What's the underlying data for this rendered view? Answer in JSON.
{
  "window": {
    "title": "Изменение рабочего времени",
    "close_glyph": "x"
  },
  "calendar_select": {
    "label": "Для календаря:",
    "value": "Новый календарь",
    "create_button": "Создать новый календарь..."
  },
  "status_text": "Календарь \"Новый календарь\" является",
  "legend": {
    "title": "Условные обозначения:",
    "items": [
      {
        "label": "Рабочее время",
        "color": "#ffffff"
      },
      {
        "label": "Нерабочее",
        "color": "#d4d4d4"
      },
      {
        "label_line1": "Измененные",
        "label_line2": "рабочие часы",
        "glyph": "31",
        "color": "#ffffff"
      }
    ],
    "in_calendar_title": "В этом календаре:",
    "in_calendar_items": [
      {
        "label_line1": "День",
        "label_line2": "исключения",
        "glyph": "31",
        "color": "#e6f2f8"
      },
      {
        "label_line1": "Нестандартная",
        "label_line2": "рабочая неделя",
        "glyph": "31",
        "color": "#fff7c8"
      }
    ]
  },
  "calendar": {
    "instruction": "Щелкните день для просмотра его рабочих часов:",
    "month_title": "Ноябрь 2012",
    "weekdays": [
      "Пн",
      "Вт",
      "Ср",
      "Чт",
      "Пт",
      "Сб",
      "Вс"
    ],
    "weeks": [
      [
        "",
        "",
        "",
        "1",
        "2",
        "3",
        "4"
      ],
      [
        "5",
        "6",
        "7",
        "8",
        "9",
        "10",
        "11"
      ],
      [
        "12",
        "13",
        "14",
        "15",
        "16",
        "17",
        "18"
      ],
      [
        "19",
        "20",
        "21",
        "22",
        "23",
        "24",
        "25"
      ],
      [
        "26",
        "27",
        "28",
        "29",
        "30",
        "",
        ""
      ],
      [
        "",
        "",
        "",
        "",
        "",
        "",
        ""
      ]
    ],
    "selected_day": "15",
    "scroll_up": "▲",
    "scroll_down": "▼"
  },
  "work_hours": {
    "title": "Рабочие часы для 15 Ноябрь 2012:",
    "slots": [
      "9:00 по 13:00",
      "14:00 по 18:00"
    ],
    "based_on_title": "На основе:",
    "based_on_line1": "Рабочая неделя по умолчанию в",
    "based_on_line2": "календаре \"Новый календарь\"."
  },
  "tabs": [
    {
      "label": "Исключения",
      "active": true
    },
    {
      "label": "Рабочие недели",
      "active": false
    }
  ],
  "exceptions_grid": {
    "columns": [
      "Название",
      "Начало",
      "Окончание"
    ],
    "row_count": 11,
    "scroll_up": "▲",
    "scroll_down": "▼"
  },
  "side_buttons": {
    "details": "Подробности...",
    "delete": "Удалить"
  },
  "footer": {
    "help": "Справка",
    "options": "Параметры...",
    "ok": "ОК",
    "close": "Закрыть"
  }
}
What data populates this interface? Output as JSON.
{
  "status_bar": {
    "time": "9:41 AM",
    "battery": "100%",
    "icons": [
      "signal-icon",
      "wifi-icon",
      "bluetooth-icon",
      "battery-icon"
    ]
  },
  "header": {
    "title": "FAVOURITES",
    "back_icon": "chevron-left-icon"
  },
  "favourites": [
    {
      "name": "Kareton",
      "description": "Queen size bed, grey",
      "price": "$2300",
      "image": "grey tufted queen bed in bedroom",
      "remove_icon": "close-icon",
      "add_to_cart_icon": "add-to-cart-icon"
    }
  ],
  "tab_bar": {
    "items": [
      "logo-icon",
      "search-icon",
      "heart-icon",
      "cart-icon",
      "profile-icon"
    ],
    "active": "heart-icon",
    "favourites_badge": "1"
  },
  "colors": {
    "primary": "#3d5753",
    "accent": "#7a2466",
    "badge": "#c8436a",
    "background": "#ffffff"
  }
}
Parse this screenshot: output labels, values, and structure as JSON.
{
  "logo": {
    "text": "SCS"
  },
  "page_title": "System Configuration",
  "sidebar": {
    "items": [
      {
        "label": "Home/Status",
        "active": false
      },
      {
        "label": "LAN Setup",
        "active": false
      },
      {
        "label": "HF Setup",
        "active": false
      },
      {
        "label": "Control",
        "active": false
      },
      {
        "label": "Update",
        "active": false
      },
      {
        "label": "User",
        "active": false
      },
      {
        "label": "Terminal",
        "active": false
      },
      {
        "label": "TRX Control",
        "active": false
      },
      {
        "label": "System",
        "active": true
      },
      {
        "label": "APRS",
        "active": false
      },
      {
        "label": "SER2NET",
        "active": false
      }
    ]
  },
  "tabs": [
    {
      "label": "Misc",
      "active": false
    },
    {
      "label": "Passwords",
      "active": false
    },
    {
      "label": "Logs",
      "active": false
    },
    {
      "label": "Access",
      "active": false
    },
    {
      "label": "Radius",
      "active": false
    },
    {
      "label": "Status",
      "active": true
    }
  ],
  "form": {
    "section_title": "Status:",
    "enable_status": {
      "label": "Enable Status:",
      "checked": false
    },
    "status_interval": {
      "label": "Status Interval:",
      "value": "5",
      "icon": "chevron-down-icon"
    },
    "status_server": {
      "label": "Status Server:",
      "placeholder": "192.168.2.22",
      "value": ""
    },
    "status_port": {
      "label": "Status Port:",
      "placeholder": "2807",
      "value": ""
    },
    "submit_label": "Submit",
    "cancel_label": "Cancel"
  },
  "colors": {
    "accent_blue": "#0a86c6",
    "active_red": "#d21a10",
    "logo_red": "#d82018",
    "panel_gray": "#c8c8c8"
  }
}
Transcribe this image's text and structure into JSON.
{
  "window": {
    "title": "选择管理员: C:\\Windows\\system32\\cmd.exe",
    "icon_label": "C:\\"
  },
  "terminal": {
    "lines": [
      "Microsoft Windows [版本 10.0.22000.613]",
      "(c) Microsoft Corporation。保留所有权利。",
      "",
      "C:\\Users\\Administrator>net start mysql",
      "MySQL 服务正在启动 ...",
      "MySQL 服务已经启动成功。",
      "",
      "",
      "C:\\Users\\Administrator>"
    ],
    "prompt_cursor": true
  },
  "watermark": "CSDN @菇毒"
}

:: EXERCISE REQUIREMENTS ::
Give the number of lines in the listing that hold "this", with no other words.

:: SOLUTION BELOW ::
4